RAW DATA:
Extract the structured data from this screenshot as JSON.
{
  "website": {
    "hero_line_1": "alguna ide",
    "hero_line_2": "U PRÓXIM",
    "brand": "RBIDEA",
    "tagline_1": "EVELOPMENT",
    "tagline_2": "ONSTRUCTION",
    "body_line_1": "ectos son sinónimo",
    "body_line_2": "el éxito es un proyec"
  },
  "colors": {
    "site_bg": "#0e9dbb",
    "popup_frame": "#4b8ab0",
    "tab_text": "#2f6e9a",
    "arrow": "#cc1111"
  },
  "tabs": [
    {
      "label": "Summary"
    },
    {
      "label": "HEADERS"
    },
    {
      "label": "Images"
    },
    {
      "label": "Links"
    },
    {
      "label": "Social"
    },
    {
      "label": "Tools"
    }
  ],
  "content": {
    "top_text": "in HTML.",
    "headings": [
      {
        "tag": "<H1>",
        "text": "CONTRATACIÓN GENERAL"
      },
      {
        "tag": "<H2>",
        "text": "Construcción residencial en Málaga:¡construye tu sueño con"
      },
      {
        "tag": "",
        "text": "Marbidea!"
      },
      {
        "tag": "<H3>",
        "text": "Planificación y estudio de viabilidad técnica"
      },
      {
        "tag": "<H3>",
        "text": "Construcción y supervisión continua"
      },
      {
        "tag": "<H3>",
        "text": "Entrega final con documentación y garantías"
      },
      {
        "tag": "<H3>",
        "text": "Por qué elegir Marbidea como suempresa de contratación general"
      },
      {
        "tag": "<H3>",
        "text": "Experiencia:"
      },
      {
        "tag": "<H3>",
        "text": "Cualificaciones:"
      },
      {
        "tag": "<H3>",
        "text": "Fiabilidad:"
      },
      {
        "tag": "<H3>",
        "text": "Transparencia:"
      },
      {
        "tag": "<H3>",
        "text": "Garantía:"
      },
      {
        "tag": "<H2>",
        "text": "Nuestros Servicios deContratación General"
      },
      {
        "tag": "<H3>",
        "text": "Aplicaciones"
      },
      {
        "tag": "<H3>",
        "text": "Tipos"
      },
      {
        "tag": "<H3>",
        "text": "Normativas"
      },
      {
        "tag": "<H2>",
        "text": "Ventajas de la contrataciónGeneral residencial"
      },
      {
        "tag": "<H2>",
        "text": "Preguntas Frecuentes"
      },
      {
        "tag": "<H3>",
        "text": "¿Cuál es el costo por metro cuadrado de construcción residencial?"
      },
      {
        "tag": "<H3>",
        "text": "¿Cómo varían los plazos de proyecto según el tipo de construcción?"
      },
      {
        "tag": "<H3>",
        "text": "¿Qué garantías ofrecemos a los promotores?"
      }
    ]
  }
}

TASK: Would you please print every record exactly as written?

EXPECTED ANSWER:
Extract the structured data from this screenshot as JSON.
{
  "website": {
    "hero_line_1": "alguna ide",
    "hero_line_2": "U PRÓXIM",
    "brand": "RBIDEA",
    "tagline_1": "EVELOPMENT",
    "tagline_2": "ONSTRUCTION",
    "body_line_1": "ectos son sinónimo",
    "body_line_2": "el éxito es un proyec"
  },
  "colors": {
    "site_bg": "#0e9dbb",
    "popup_frame": "#4b8ab0",
    "tab_text": "#2f6e9a",
    "arrow": "#cc1111"
  },
  "tabs": [
    {
      "label": "Summary"
    },
    {
      "label": "HEADERS"
    },
    {
      "label": "Images"
    },
    {
      "label": "Links"
    },
    {
      "label": "Social"
    },
    {
      "label": "Tools"
    }
  ],
  "content": {
    "top_text": "in HTML.",
    "headings": [
      {
        "tag": "<H1>",
        "text": "CONTRATACIÓN GENERAL"
      },
      {
        "tag": "<H2>",
        "text": "Construcción residencial en Málaga:¡construye tu sueño con"
      },
      {
        "tag": "",
        "text": "Marbidea!"
      },
      {
        "tag": "<H3>",
        "text": "Planificación y estudio de viabilidad técnica"
      },
      {
        "tag": "<H3>",
        "text": "Construcción y supervisión continua"
      },
      {
        "tag": "<H3>",
        "text": "Entrega final con documentación y garantías"
      },
      {
        "tag": "<H3>",
        "text": "Por qué elegir Marbidea como suempresa de contratación general"
      },
      {
        "tag": "<H3>",
        "text": "Experiencia:"
      },
      {
        "tag": "<H3>",
        "text": "Cualificaciones:"
      },
      {
        "tag": "<H3>",
        "text": "Fiabilidad:"
      },
      {
        "tag": "<H3>",
        "text": "Transparencia:"
      },
      {
        "tag": "<H3>",
        "text": "Garantía:"
      },
      {
        "tag": "<H2>",
        "text": "Nuestros Servicios deContratación General"
      },
      {
        "tag": "<H3>",
        "text": "Aplicaciones"
      },
      {
        "tag": "<H3>",
        "text": "Tipos"
      },
      {
        "tag": "<H3>",
        "text": "Normativas"
      },
      {
        "tag": "<H2>",
        "text": "Ventajas de la contrataciónGeneral residencial"
      },
      {
        "tag": "<H2>",
        "text": "Preguntas Frecuentes"
      },
      {
        "tag": "<H3>",
        "text": "¿Cuál es el costo por metro cuadrado de construcción residencial?"
      },
      {
        "tag": "<H3>",
        "text": "¿Cómo varían los plazos de proyecto según el tipo de construcción?"
      },
      {
        "tag": "<H3>",
        "text": "¿Qué garantías ofrecemos a los promotores?"
      }
    ]
  }
}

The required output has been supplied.